> **Task requirements**:
Your copy of the listing must be exact and must hold no images.
※
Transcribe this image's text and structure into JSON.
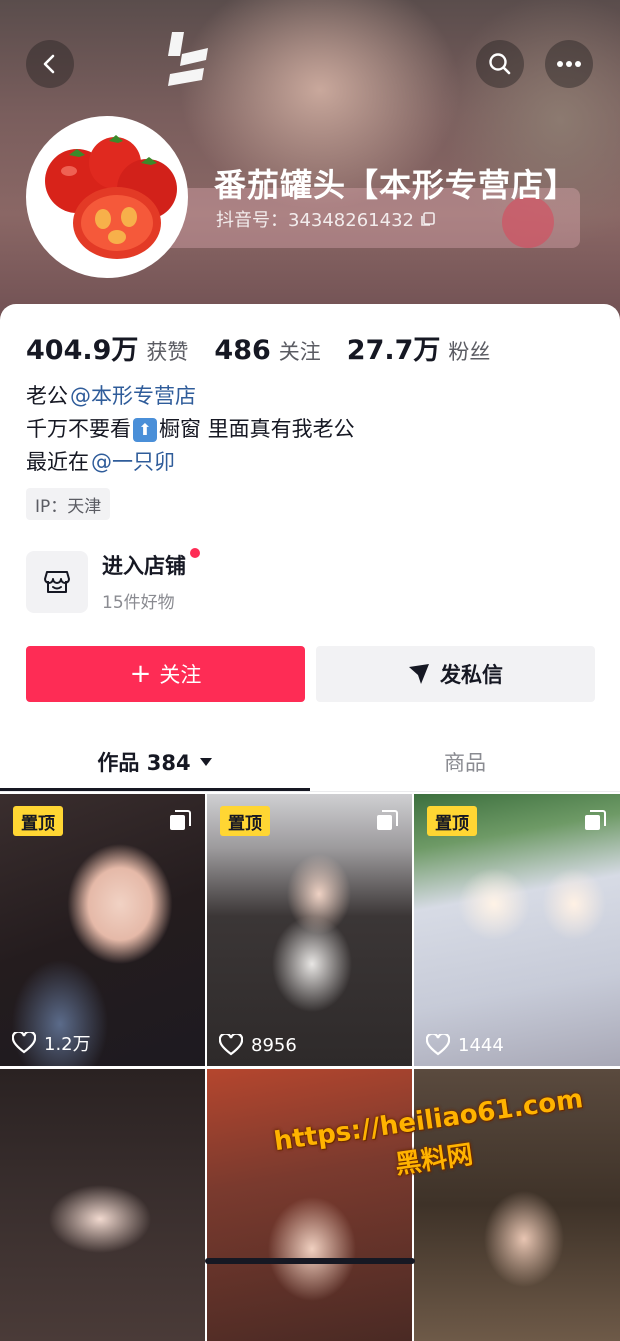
{
  "header": {
    "back_icon": "back-arrow-icon",
    "search_icon": "search-icon",
    "more_icon": "more-dots-icon"
  },
  "profile": {
    "name": "番茄罐头【本形专营店】",
    "douyin_id": "抖音号：34348261432",
    "copy_icon": "copy-icon"
  },
  "stats": [
    {
      "value": "404.9万",
      "label": "获赞"
    },
    {
      "value": "486",
      "label": "关注"
    },
    {
      "value": "27.7万",
      "label": "粉丝"
    }
  ],
  "bio": {
    "line1_prefix": "老公",
    "line1_mention": "@本形专营店",
    "line2_before": "千万不要看",
    "line2_emoji": "⬆",
    "line2_after": "橱窗 里面真有我老公",
    "line3_prefix": "最近在",
    "line3_mention": "@一只卯"
  },
  "ip": "IP：天津",
  "shop": {
    "title": "进入店铺",
    "subtitle": "15件好物"
  },
  "buttons": {
    "follow_plus": "+",
    "follow": "关注",
    "dm": "发私信"
  },
  "tabs": {
    "works": "作品 384",
    "goods": "商品"
  },
  "videos": [
    {
      "pinned": "置顶",
      "likes": "1.2万"
    },
    {
      "pinned": "置顶",
      "likes": "8956"
    },
    {
      "pinned": "置顶",
      "likes": "1444"
    },
    {
      "pinned": "",
      "likes": ""
    },
    {
      "pinned": "",
      "likes": ""
    },
    {
      "pinned": "",
      "likes": ""
    }
  ],
  "watermark": {
    "url": "https://heiliao61.com",
    "name": "黑料网"
  },
  "colors": {
    "accent": "#fe2c55",
    "mention": "#2f5c9a",
    "pin_badge": "#ffd633"
  }
}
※
> **Reply**:
Transcribe this image's text and structure into JSON.
{
  "header": {
    "back_icon": "back-arrow-icon",
    "search_icon": "search-icon",
    "more_icon": "more-dots-icon"
  },
  "profile": {
    "name": "番茄罐头【本形专营店】",
    "douyin_id": "抖音号：34348261432",
    "copy_icon": "copy-icon"
  },
  "stats": [
    {
      "value": "404.9万",
      "label": "获赞"
    },
    {
      "value": "486",
      "label": "关注"
    },
    {
      "value": "27.7万",
      "label": "粉丝"
    }
  ],
  "bio": {
    "line1_prefix": "老公",
    "line1_mention": "@本形专营店",
    "line2_before": "千万不要看",
    "line2_emoji": "⬆",
    "line2_after": "橱窗 里面真有我老公",
    "line3_prefix": "最近在",
    "line3_mention": "@一只卯"
  },
  "ip": "IP：天津",
  "shop": {
    "title": "进入店铺",
    "subtitle": "15件好物"
  },
  "buttons": {
    "follow_plus": "+",
    "follow": "关注",
    "dm": "发私信"
  },
  "tabs": {
    "works": "作品 384",
    "goods": "商品"
  },
  "videos": [
    {
      "pinned": "置顶",
      "likes": "1.2万"
    },
    {
      "pinned": "置顶",
      "likes": "8956"
    },
    {
      "pinned": "置顶",
      "likes": "1444"
    },
    {
      "pinned": "",
      "likes": ""
    },
    {
      "pinned": "",
      "likes": ""
    },
    {
      "pinned": "",
      "likes": ""
    }
  ],
  "watermark": {
    "url": "https://heiliao61.com",
    "name": "黑料网"
  },
  "colors": {
    "accent": "#fe2c55",
    "mention": "#2f5c9a",
    "pin_badge": "#ffd633"
  }
}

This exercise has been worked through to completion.